— Directions —
Where does the word "Only" occur in the entries below? Copy every line that has it.
··· Record set ···
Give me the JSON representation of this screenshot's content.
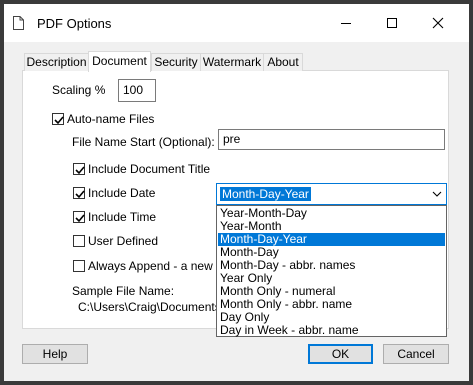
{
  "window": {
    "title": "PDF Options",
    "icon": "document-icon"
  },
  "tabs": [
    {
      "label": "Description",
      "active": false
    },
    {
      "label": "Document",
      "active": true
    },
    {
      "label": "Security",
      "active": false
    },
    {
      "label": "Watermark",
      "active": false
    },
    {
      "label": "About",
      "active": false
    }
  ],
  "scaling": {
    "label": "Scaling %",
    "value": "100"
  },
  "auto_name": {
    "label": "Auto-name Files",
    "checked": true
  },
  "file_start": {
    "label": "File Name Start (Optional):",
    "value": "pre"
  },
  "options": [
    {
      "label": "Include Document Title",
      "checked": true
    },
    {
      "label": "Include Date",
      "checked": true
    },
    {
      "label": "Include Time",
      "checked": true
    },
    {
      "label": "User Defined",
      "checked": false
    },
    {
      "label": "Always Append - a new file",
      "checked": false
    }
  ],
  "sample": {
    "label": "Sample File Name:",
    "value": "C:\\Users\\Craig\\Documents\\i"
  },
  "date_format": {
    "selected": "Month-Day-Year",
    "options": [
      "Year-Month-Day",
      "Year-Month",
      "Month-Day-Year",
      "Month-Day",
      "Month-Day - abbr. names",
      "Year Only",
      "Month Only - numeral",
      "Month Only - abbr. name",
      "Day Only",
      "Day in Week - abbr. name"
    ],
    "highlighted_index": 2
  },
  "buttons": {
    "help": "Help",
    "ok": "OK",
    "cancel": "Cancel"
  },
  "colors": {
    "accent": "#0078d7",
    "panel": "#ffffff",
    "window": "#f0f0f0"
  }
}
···
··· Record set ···
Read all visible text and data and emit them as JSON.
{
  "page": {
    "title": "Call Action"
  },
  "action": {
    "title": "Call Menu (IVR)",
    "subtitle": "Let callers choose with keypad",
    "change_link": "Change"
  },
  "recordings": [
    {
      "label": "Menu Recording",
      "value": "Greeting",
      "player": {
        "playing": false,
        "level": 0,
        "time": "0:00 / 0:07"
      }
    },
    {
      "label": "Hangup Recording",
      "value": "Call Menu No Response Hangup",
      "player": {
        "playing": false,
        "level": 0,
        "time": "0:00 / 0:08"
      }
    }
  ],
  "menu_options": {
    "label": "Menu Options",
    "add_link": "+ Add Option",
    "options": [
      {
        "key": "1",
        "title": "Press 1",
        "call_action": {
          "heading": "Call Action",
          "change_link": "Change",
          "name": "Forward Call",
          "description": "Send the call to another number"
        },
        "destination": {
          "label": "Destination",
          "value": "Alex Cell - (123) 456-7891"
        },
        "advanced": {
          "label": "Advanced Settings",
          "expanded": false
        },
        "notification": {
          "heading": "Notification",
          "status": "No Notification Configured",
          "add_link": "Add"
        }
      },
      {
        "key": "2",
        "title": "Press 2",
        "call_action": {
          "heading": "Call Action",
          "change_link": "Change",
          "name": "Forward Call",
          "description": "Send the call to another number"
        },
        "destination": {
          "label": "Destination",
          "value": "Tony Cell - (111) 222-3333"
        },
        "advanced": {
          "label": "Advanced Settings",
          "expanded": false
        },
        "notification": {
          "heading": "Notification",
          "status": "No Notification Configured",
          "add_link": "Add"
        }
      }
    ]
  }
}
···
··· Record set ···
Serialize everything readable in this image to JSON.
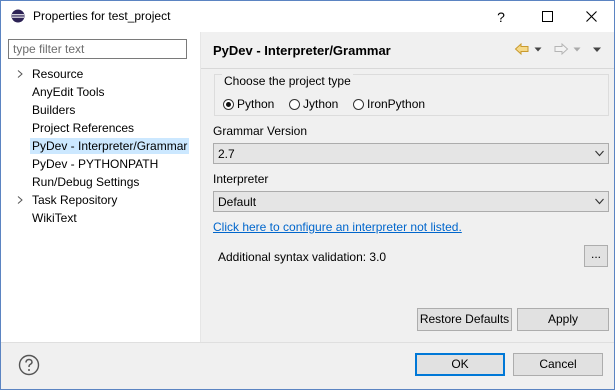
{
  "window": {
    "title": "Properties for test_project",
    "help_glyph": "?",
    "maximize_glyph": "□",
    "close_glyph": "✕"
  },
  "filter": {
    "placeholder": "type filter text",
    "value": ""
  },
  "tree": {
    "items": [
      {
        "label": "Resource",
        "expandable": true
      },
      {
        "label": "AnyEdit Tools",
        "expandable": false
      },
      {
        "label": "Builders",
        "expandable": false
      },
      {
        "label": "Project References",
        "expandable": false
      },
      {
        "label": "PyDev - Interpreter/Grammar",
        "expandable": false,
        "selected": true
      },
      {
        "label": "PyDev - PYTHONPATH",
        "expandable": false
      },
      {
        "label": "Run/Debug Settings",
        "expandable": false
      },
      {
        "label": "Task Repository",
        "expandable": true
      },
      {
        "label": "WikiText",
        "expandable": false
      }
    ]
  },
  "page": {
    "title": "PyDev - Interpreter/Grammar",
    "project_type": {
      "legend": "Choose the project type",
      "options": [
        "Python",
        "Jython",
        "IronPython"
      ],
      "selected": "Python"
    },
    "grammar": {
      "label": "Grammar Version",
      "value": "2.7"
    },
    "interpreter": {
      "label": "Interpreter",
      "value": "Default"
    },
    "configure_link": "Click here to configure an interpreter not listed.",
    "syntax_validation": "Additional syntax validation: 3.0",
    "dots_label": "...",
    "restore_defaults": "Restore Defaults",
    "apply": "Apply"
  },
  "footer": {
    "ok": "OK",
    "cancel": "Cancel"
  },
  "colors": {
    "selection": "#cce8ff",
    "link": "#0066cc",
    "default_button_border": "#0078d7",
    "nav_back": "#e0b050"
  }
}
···
— Solution to the exercise —
      "Year Only",
      "Month Only - numeral",
      "Month Only - abbr. name",
      "Day Only",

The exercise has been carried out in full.